- There was an important study done a long time ago which fed into being more aggressive in treating distal DVTs, and it definitely changed my practice for many years (see Lagerstedt CI. Lancet 1985; 2: 515). This was a 3-month study of 51 patients with symptomatic calf-vein thromboses using open-label warfarin vs no medication, which found that in the non-anticoagulated group, 8 patients (29%) had DVT recurrences (6 symptomatic), 5 with proximal DVT extension and 1 with a pulmonary embolism, but 0% with warfarin (though in 3 of the 8 patients who had recurrences, they were high-risk having had a previous history of thrombosis).
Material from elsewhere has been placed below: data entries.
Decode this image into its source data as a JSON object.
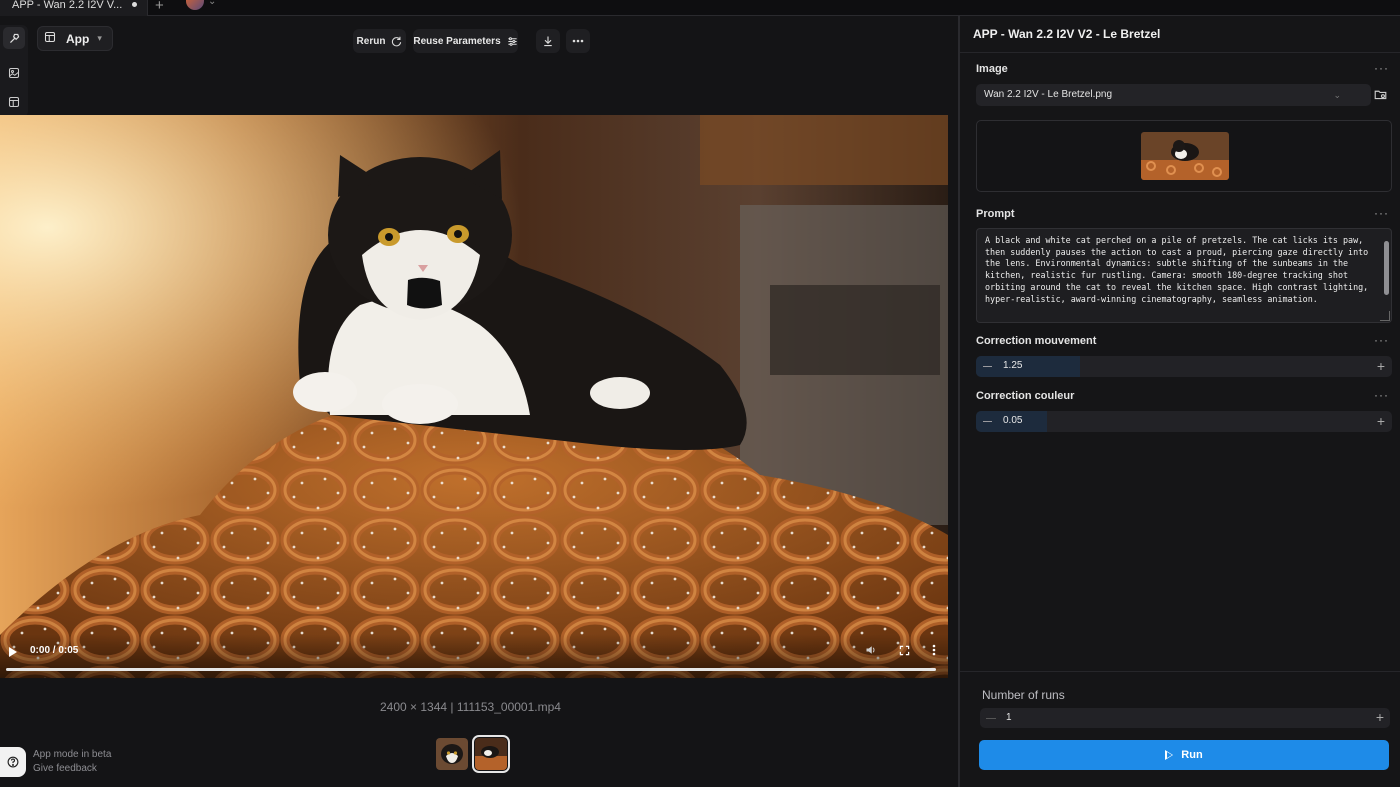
{
  "tab": {
    "title": "APP - Wan 2.2 I2V V..."
  },
  "toolbar": {
    "mode_label": "App",
    "rerun_label": "Rerun",
    "reuse_label": "Reuse Parameters"
  },
  "viewer": {
    "time": "0:00 / 0:05",
    "progress": 0,
    "meta": "2400 × 1344 | 111153_00001.mp4"
  },
  "footer": {
    "beta": "App mode in beta",
    "feedback": "Give feedback"
  },
  "panel": {
    "title": "APP - Wan 2.2 I2V V2 - Le Bretzel",
    "image": {
      "label": "Image",
      "file": "Wan 2.2 I2V - Le Bretzel.png"
    },
    "prompt": {
      "label": "Prompt",
      "text": "A black and white cat perched on a pile of pretzels. The cat licks its paw, then suddenly pauses the action to cast a proud, piercing gaze directly into the lens. Environmental dynamics: subtle shifting of the sunbeams in the kitchen, realistic fur rustling. Camera: smooth 180-degree tracking shot orbiting around the cat to reveal the kitchen space. High contrast lighting, hyper-realistic, award-winning cinematography, seamless animation."
    },
    "motion": {
      "label": "Correction mouvement",
      "value": "1.25"
    },
    "color": {
      "label": "Correction couleur",
      "value": "0.05"
    },
    "runs": {
      "label": "Number of runs",
      "value": "1"
    },
    "run_label": "Run"
  },
  "icons": {
    "rail": [
      "hammer-icon",
      "image-icon",
      "layout-icon"
    ],
    "toolbar": [
      "layout-icon",
      "chevron-down-icon",
      "refresh-icon",
      "sliders-icon",
      "download-icon",
      "more-icon"
    ],
    "video": [
      "play-icon",
      "volume-icon",
      "fullscreen-icon",
      "more-icon"
    ],
    "panel": [
      "more-icon",
      "chevron-down-icon",
      "folder-icon",
      "minus-icon",
      "plus-icon",
      "play-icon",
      "help-icon"
    ]
  },
  "colors": {
    "accent": "#1e8be8",
    "background": "#141416",
    "panel": "#151517",
    "stepper_fill": "#1d2b3d"
  }
}
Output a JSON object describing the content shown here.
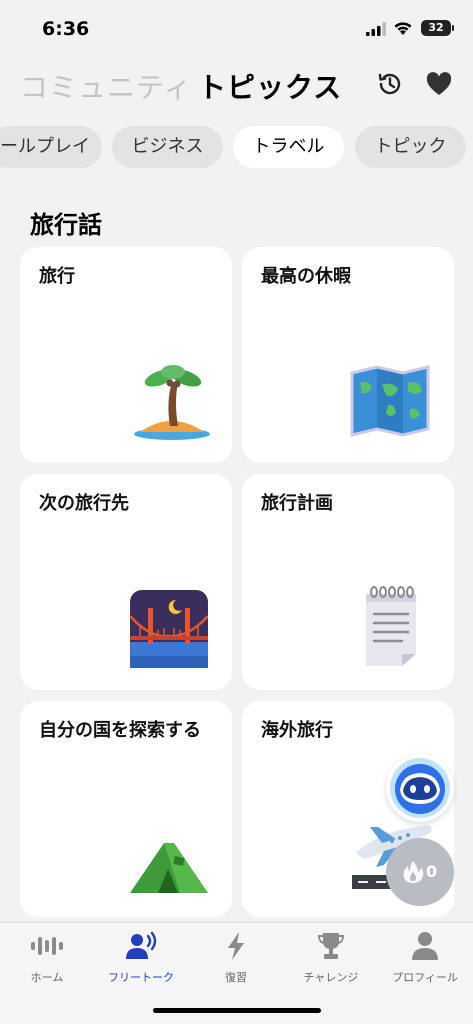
{
  "status": {
    "time": "6:36",
    "battery": "32"
  },
  "header": {
    "tab_community": "コミュニティ",
    "tab_topics": "トピックス",
    "history_icon": "history-icon",
    "heart_icon": "heart-icon"
  },
  "chips": [
    "ールプレイ",
    "ビジネス",
    "トラベル",
    "トピック"
  ],
  "active_chip": "トラベル",
  "section": {
    "title": "旅行話"
  },
  "cards": [
    {
      "title": "旅行",
      "icon": "palm-island-icon"
    },
    {
      "title": "最高の休暇",
      "icon": "world-map-icon"
    },
    {
      "title": "次の旅行先",
      "icon": "bridge-night-icon"
    },
    {
      "title": "旅行計画",
      "icon": "notepad-icon"
    },
    {
      "title": "自分の国を探索する",
      "icon": "camping-tent-icon"
    },
    {
      "title": "海外旅行",
      "icon": "airplane-departure-icon"
    }
  ],
  "floating": {
    "streak_count": "0"
  },
  "tabbar": {
    "items": [
      {
        "label": "ホーム",
        "icon": "waveform-icon"
      },
      {
        "label": "フリートーク",
        "icon": "speaking-person-icon"
      },
      {
        "label": "復習",
        "icon": "lightning-icon"
      },
      {
        "label": "チャレンジ",
        "icon": "trophy-icon"
      },
      {
        "label": "プロフィール",
        "icon": "person-icon"
      }
    ],
    "active": "フリートーク"
  },
  "colors": {
    "accent": "#1f3fbf",
    "background": "#f2f2f2",
    "card": "#ffffff",
    "chip": "#e3e3e3"
  }
}
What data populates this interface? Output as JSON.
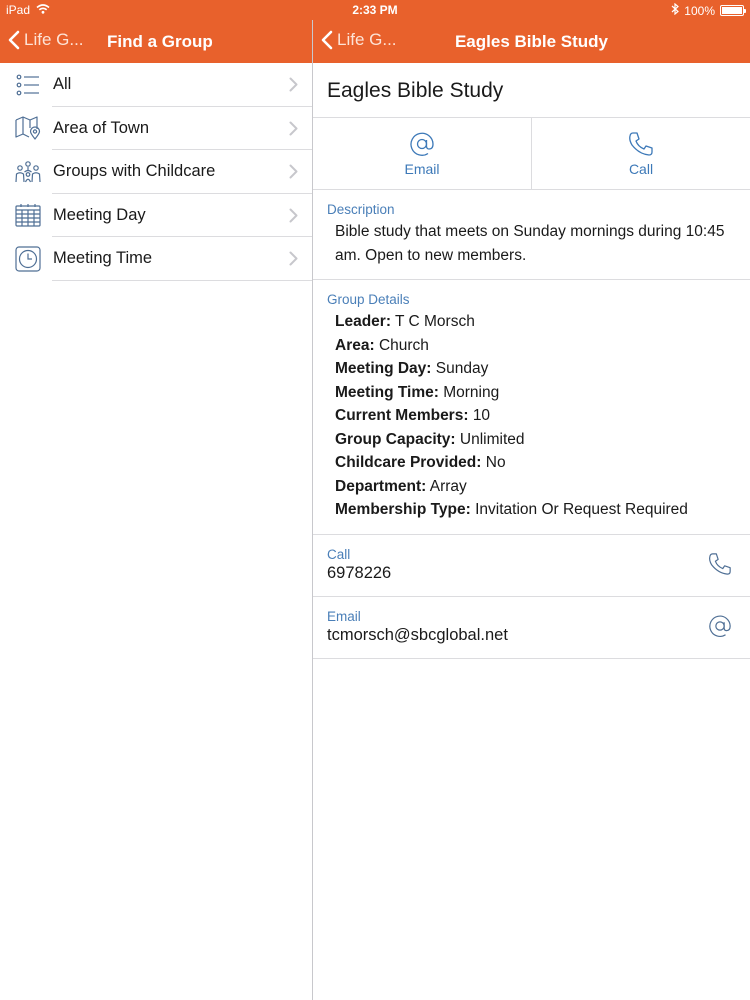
{
  "status_bar": {
    "device": "iPad",
    "time": "2:33 PM",
    "battery_percent": "100%",
    "battery_level": 1.0
  },
  "master_nav": {
    "back_label": "Life G...",
    "title": "Find a Group"
  },
  "detail_nav": {
    "back_label": "Life G...",
    "title": "Eagles Bible Study"
  },
  "menu": {
    "items": [
      {
        "label": "All",
        "icon": "list-icon"
      },
      {
        "label": "Area of Town",
        "icon": "map-icon"
      },
      {
        "label": "Groups with Childcare",
        "icon": "family-icon"
      },
      {
        "label": "Meeting Day",
        "icon": "calendar-icon"
      },
      {
        "label": "Meeting Time",
        "icon": "clock-icon"
      }
    ]
  },
  "detail": {
    "title": "Eagles Bible Study",
    "actions": {
      "email_label": "Email",
      "call_label": "Call"
    },
    "description": {
      "header": "Description",
      "text": "Bible study that meets on Sunday mornings during 10:45 am. Open to new members."
    },
    "group_details": {
      "header": "Group Details",
      "rows": [
        {
          "label": "Leader:",
          "value": "T C Morsch"
        },
        {
          "label": "Area:",
          "value": "Church"
        },
        {
          "label": "Meeting Day:",
          "value": "Sunday"
        },
        {
          "label": "Meeting Time:",
          "value": "Morning"
        },
        {
          "label": "Current Members:",
          "value": "10"
        },
        {
          "label": "Group Capacity:",
          "value": "Unlimited"
        },
        {
          "label": "Childcare Provided:",
          "value": "No"
        },
        {
          "label": "Department:",
          "value": "Array"
        },
        {
          "label": "Membership Type:",
          "value": "Invitation Or Request Required"
        }
      ]
    },
    "call": {
      "label": "Call",
      "value": "6978226"
    },
    "email": {
      "label": "Email",
      "value": "tcmorsch@sbcglobal.net"
    }
  },
  "colors": {
    "accent": "#e8612c",
    "link": "#3d79b8",
    "icon": "#4f6f95"
  }
}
- One larger concern raised by this article is that sometimes we get way too much data from our diagnostic studies than we know how to deal with. This is certainly true in the MRI studies of low back pain (e.g., see Jensen MC, N Engl J Med. 1994:69, where they did an MRI on 98 asymptomatic patients, finding that only 36% had a normal MRI, 52% had a bulge on at least one level, 27% had protrusion, and 1% extrusion. Another study of asymptomatic people found that 21% had spinal stenosis!!). In the DVT case we do have many studies over the years showing that following serial ultrasounds one week apart looking for proximal extension of a distal clot seems to work well for predicting who was at risk for thromboembolism. Whole-leg ultrasound was not available in the past, and we seemed to do quite well without it… and, it turns out, its use leads us to anticoagulating more patients vs just checking for proximal DVT!!!
So, perhaps the safest algorithm, is just to look only for proximal DVT in low-risk patients (ie, avoid ordering the whole-leg imaging). Then repeating the ultrasound in one week if the first did not show a proximal DVT, providing only symptomatic care, including compression stockings as needed. And only anticoagulating if the second ultrasound shows proximal extension. This is consistent with the American College of Chest Physicians clinical practice guidelines (see Chest 2012; 141: e351S), which suggest that in patients with moderate pretest probability of a first DVT, to get D-dimer testing or proximal vein ultrasound, and to do whole-leg US only if patient unable to return for serial US testing. In those getting whole-leg ultrasound and finding an isolated distal DVT, “we [the guideline writers] suggest serial testing to rule out proximal extension over treatment”. And, though the above study was underpowered to elicit a clear conclusion, it was reassuring that only about 5% of the patients had a proximal extension and the number of significant adverse events was really low (3 of 259 in 90 days of followup, about 1%)